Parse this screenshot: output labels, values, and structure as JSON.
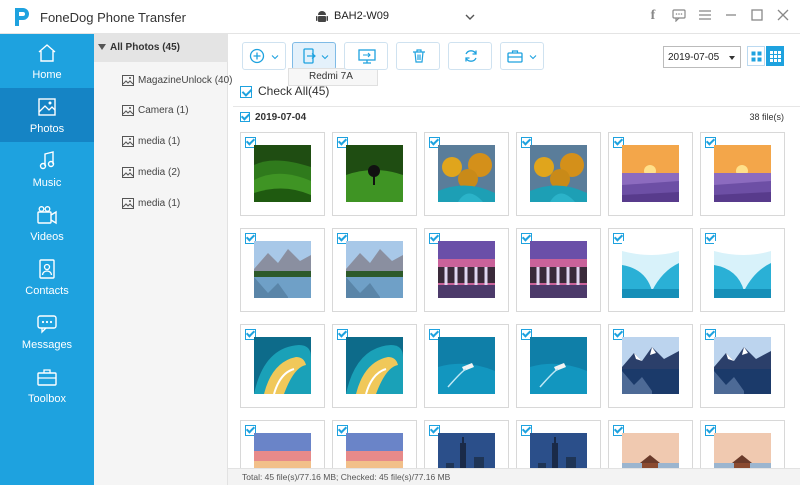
{
  "app": {
    "title": "FoneDog Phone Transfer",
    "device": "BAH2-W09",
    "accent": "#1ea2df"
  },
  "window_controls": [
    "facebook-icon",
    "feedback-icon",
    "menu-icon",
    "minimize-icon",
    "maximize-icon",
    "close-icon"
  ],
  "nav": [
    {
      "label": "Home",
      "icon": "home-icon"
    },
    {
      "label": "Photos",
      "icon": "photos-icon",
      "active": true
    },
    {
      "label": "Music",
      "icon": "music-icon"
    },
    {
      "label": "Videos",
      "icon": "videos-icon"
    },
    {
      "label": "Contacts",
      "icon": "contacts-icon"
    },
    {
      "label": "Messages",
      "icon": "messages-icon"
    },
    {
      "label": "Toolbox",
      "icon": "toolbox-icon"
    }
  ],
  "tree": {
    "root": "All Photos (45)",
    "items": [
      {
        "label": "MagazineUnlock (40)"
      },
      {
        "label": "Camera (1)"
      },
      {
        "label": "media (1)"
      },
      {
        "label": "media (2)"
      },
      {
        "label": "media (1)"
      }
    ]
  },
  "toolbar": {
    "tooltip": "Redmi 7A",
    "date": "2019-07-05"
  },
  "check_all": "Check All(45)",
  "group": {
    "date": "2019-07-04",
    "count": "38 file(s)"
  },
  "photos": [
    {
      "theme": "green-waves"
    },
    {
      "theme": "green-tree"
    },
    {
      "theme": "autumn-river"
    },
    {
      "theme": "autumn-river"
    },
    {
      "theme": "lavender-sunset"
    },
    {
      "theme": "lavender-sunset"
    },
    {
      "theme": "mountain-lake"
    },
    {
      "theme": "mountain-lake"
    },
    {
      "theme": "waterfall-dusk"
    },
    {
      "theme": "waterfall-dusk"
    },
    {
      "theme": "ice-cave"
    },
    {
      "theme": "ice-cave"
    },
    {
      "theme": "ocean-wave"
    },
    {
      "theme": "ocean-wave"
    },
    {
      "theme": "boat-sea"
    },
    {
      "theme": "boat-sea"
    },
    {
      "theme": "snow-mountain"
    },
    {
      "theme": "snow-mountain"
    },
    {
      "theme": "pink-sky"
    },
    {
      "theme": "pink-sky"
    },
    {
      "theme": "city-night"
    },
    {
      "theme": "city-night"
    },
    {
      "theme": "pier-hut"
    },
    {
      "theme": "pier-hut"
    }
  ],
  "status": "Total: 45 file(s)/77.16 MB; Checked: 45 file(s)/77.16 MB"
}
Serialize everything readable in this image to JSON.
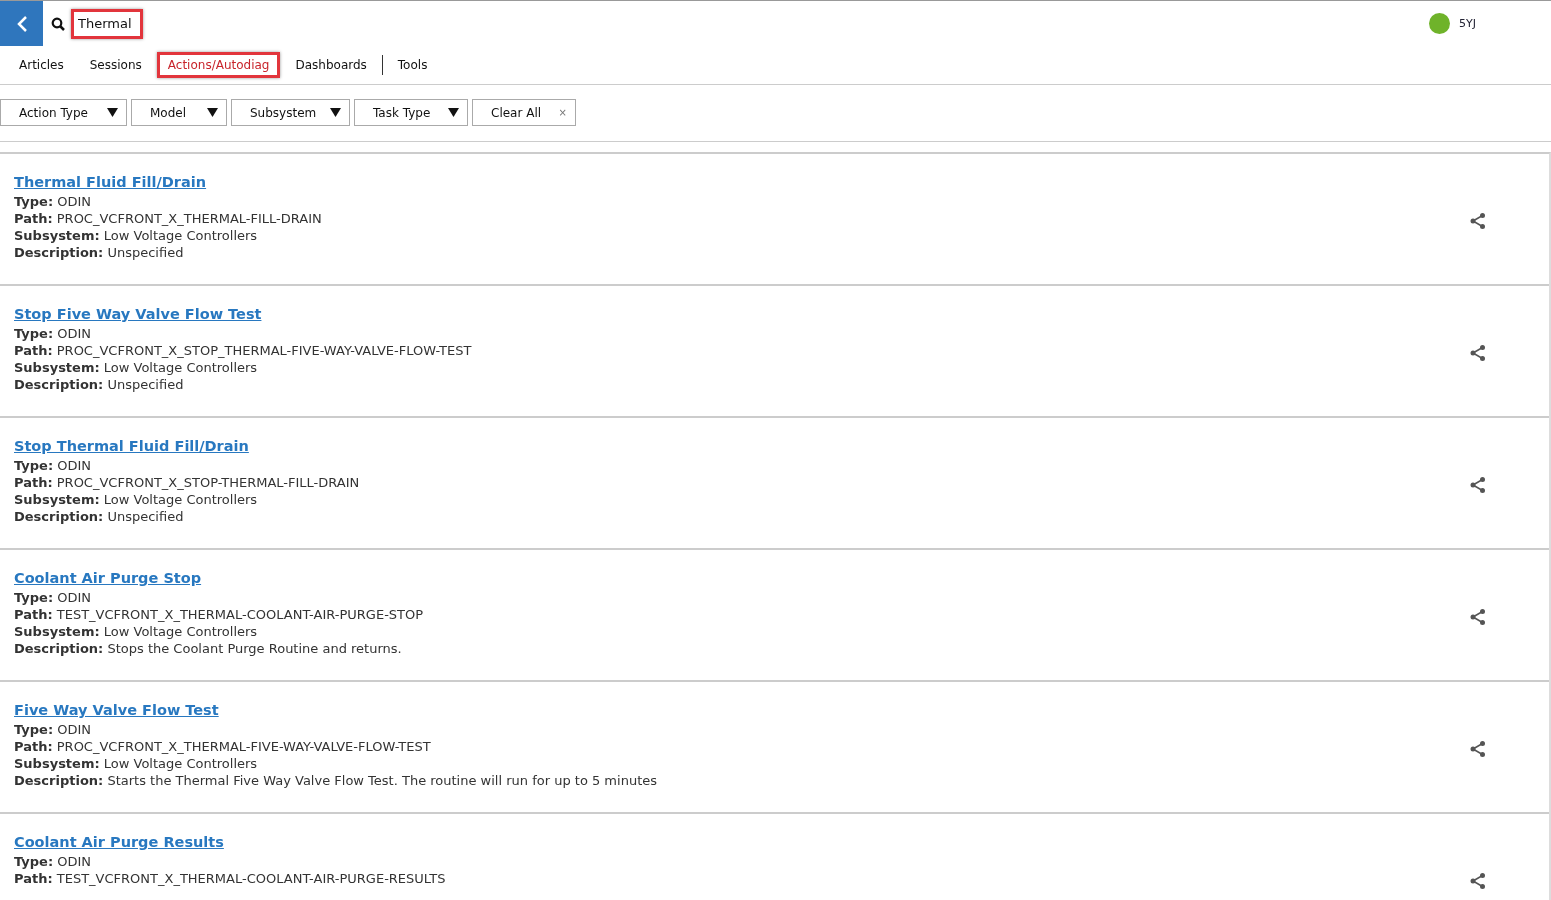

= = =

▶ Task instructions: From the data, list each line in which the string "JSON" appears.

▶ Response to this exercise:
Parse this screenshot: output labels, values, and structure as JSON.
Serialize everything readable in this image to JSON.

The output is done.